• _Required action_
Set each record down exactly, excluding all images.

• • •

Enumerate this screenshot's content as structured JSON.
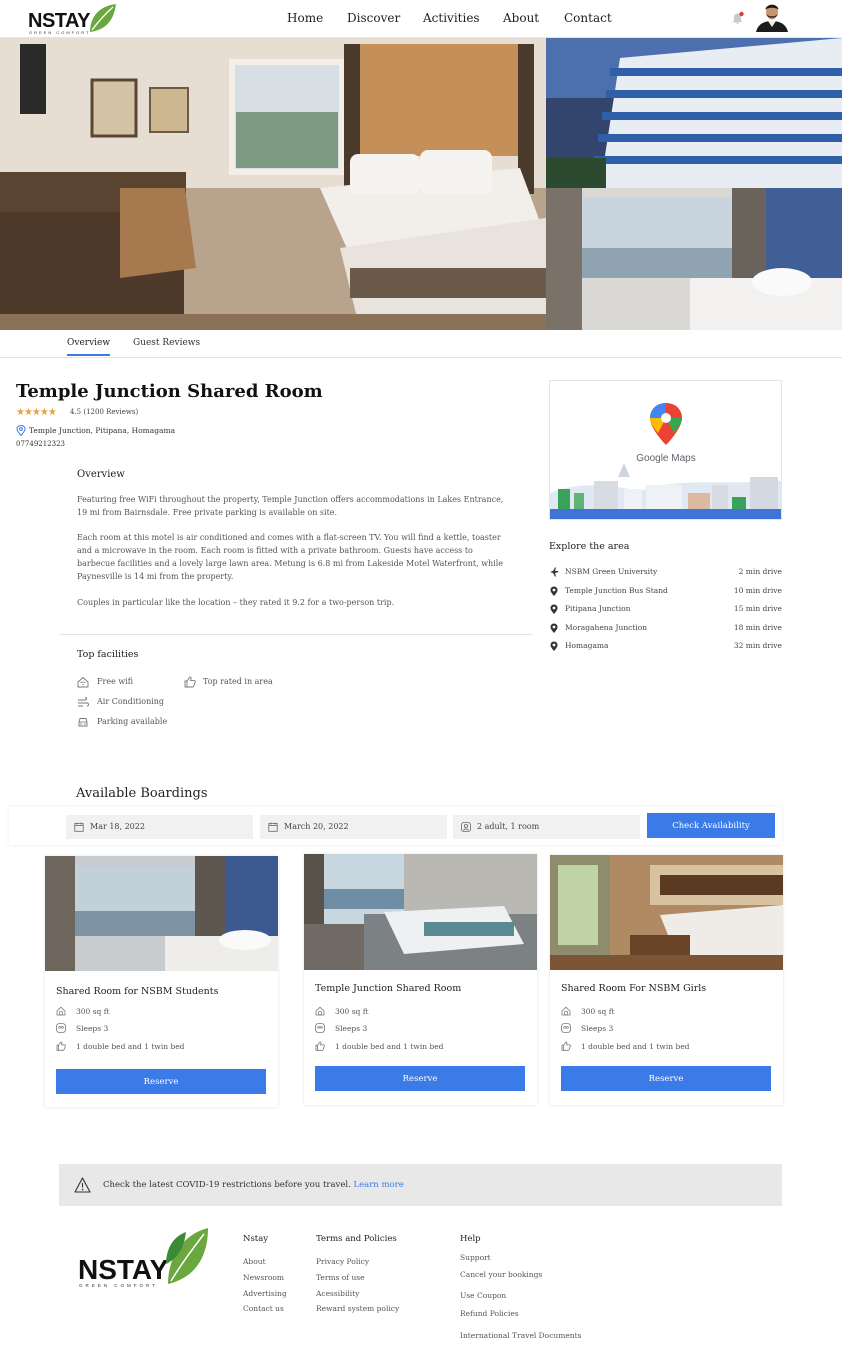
{
  "brand": {
    "name": "NSTAY",
    "tagline": "GREEN COMFORT",
    "leaf_color": "#6aa83f"
  },
  "nav": {
    "items": [
      "Home",
      "Discover",
      "Activities",
      "About",
      "Contact"
    ]
  },
  "tabs": [
    "Overview",
    "Guest Reviews"
  ],
  "property": {
    "title": "Temple Junction Shared Room",
    "rating_text": "4.5 (1200 Reviews)",
    "stars": "★★★★★",
    "location": "Temple Junction, Pitipana, Homagama",
    "phone": "07749212323"
  },
  "overview": {
    "heading": "Overview",
    "paragraphs": [
      "Featuring free WiFi throughout the property, Temple Junction  offers accommodations in Lakes Entrance, 19 mi from Bairnsdale. Free private parking is available on site.",
      "Each room at this motel is air conditioned and comes with a flat-screen TV. You will find a kettle, toaster and a microwave in the room. Each room is fitted with a private bathroom. Guests have access to barbecue facilities and a lovely large lawn area. Metung is 6.8 mi from Lakeside Motel Waterfront, while Paynesville is 14 mi from the property.",
      "Couples in particular like the location – they rated it 9.2 for a two-person trip."
    ]
  },
  "facilities": {
    "heading": "Top facilities",
    "items": [
      {
        "label": "Free wifi",
        "icon": "wifi-icon"
      },
      {
        "label": "Top rated in area",
        "icon": "thumbs-up-icon"
      },
      {
        "label": "Air Conditioning",
        "icon": "air-conditioning-icon"
      },
      {
        "label": "Parking available",
        "icon": "car-icon"
      }
    ]
  },
  "map": {
    "label": "Google Maps"
  },
  "explore": {
    "heading": "Explore the area",
    "items": [
      {
        "name": "NSBM Green University",
        "distance": "2 min drive",
        "icon": "plane-icon"
      },
      {
        "name": "Temple Junction Bus Stand",
        "distance": "10 min drive",
        "icon": "map-pin-icon"
      },
      {
        "name": "Pitipana Junction",
        "distance": "15 min drive",
        "icon": "map-pin-icon"
      },
      {
        "name": "Moragahena Junction",
        "distance": "18 min drive",
        "icon": "map-pin-icon"
      },
      {
        "name": "Homagama",
        "distance": "32 min drive",
        "icon": "map-pin-icon"
      }
    ]
  },
  "availability": {
    "heading": "Available Boardings",
    "checkin": "Mar 18, 2022",
    "checkout": "March 20, 2022",
    "guests": "2 adult, 1 room",
    "button": "Check Availability"
  },
  "rooms": [
    {
      "name": "Shared Room for NSBM Students",
      "size": "300 sq ft",
      "sleeps": "Sleeps 3",
      "beds": "1 double bed and 1 twin bed",
      "button": "Reserve"
    },
    {
      "name": "Temple Junction Shared Room",
      "size": "300 sq ft",
      "sleeps": "Sleeps 3",
      "beds": "1 double bed and 1 twin bed",
      "button": "Reserve"
    },
    {
      "name": "Shared Room For NSBM Girls",
      "size": "300 sq ft",
      "sleeps": "Sleeps 3",
      "beds": "1 double bed and 1 twin bed",
      "button": "Reserve"
    }
  ],
  "covid": {
    "text": "Check the latest COVID-19 restrictions before you travel.",
    "link": "Learn more"
  },
  "footer": {
    "nstay": {
      "heading": "Nstay",
      "links": [
        "About",
        "Newsroom",
        "Advertising",
        "Contact us"
      ]
    },
    "terms": {
      "heading": "Terms and Policies",
      "links": [
        "Privacy Policy",
        "Terms of use",
        "Acessibility",
        "Reward system policy"
      ]
    },
    "help": {
      "heading": "Help",
      "links": [
        "Support",
        "Cancel your bookings",
        "Use Coupon",
        "Refund Policies",
        "International Travel Documents"
      ]
    }
  },
  "colors": {
    "accent": "#3b7be8",
    "star": "#e8a23c",
    "covid_bg": "#e8e8e8"
  }
}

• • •

• _Answer_
Enumerate this screenshot's content as structured JSON.
{
  "brand": {
    "name": "NSTAY",
    "tagline": "GREEN COMFORT",
    "leaf_color": "#6aa83f"
  },
  "nav": {
    "items": [
      "Home",
      "Discover",
      "Activities",
      "About",
      "Contact"
    ]
  },
  "tabs": [
    "Overview",
    "Guest Reviews"
  ],
  "property": {
    "title": "Temple Junction Shared Room",
    "rating_text": "4.5 (1200 Reviews)",
    "stars": "★★★★★",
    "location": "Temple Junction, Pitipana, Homagama",
    "phone": "07749212323"
  },
  "overview": {
    "heading": "Overview",
    "paragraphs": [
      "Featuring free WiFi throughout the property, Temple Junction  offers accommodations in Lakes Entrance, 19 mi from Bairnsdale. Free private parking is available on site.",
      "Each room at this motel is air conditioned and comes with a flat-screen TV. You will find a kettle, toaster and a microwave in the room. Each room is fitted with a private bathroom. Guests have access to barbecue facilities and a lovely large lawn area. Metung is 6.8 mi from Lakeside Motel Waterfront, while Paynesville is 14 mi from the property.",
      "Couples in particular like the location – they rated it 9.2 for a two-person trip."
    ]
  },
  "facilities": {
    "heading": "Top facilities",
    "items": [
      {
        "label": "Free wifi",
        "icon": "wifi-icon"
      },
      {
        "label": "Top rated in area",
        "icon": "thumbs-up-icon"
      },
      {
        "label": "Air Conditioning",
        "icon": "air-conditioning-icon"
      },
      {
        "label": "Parking available",
        "icon": "car-icon"
      }
    ]
  },
  "map": {
    "label": "Google Maps"
  },
  "explore": {
    "heading": "Explore the area",
    "items": [
      {
        "name": "NSBM Green University",
        "distance": "2 min drive",
        "icon": "plane-icon"
      },
      {
        "name": "Temple Junction Bus Stand",
        "distance": "10 min drive",
        "icon": "map-pin-icon"
      },
      {
        "name": "Pitipana Junction",
        "distance": "15 min drive",
        "icon": "map-pin-icon"
      },
      {
        "name": "Moragahena Junction",
        "distance": "18 min drive",
        "icon": "map-pin-icon"
      },
      {
        "name": "Homagama",
        "distance": "32 min drive",
        "icon": "map-pin-icon"
      }
    ]
  },
  "availability": {
    "heading": "Available Boardings",
    "checkin": "Mar 18, 2022",
    "checkout": "March 20, 2022",
    "guests": "2 adult, 1 room",
    "button": "Check Availability"
  },
  "rooms": [
    {
      "name": "Shared Room for NSBM Students",
      "size": "300 sq ft",
      "sleeps": "Sleeps 3",
      "beds": "1 double bed and 1 twin bed",
      "button": "Reserve"
    },
    {
      "name": "Temple Junction Shared Room",
      "size": "300 sq ft",
      "sleeps": "Sleeps 3",
      "beds": "1 double bed and 1 twin bed",
      "button": "Reserve"
    },
    {
      "name": "Shared Room For NSBM Girls",
      "size": "300 sq ft",
      "sleeps": "Sleeps 3",
      "beds": "1 double bed and 1 twin bed",
      "button": "Reserve"
    }
  ],
  "covid": {
    "text": "Check the latest COVID-19 restrictions before you travel.",
    "link": "Learn more"
  },
  "footer": {
    "nstay": {
      "heading": "Nstay",
      "links": [
        "About",
        "Newsroom",
        "Advertising",
        "Contact us"
      ]
    },
    "terms": {
      "heading": "Terms and Policies",
      "links": [
        "Privacy Policy",
        "Terms of use",
        "Acessibility",
        "Reward system policy"
      ]
    },
    "help": {
      "heading": "Help",
      "links": [
        "Support",
        "Cancel your bookings",
        "Use Coupon",
        "Refund Policies",
        "International Travel Documents"
      ]
    }
  },
  "colors": {
    "accent": "#3b7be8",
    "star": "#e8a23c",
    "covid_bg": "#e8e8e8"
  }
}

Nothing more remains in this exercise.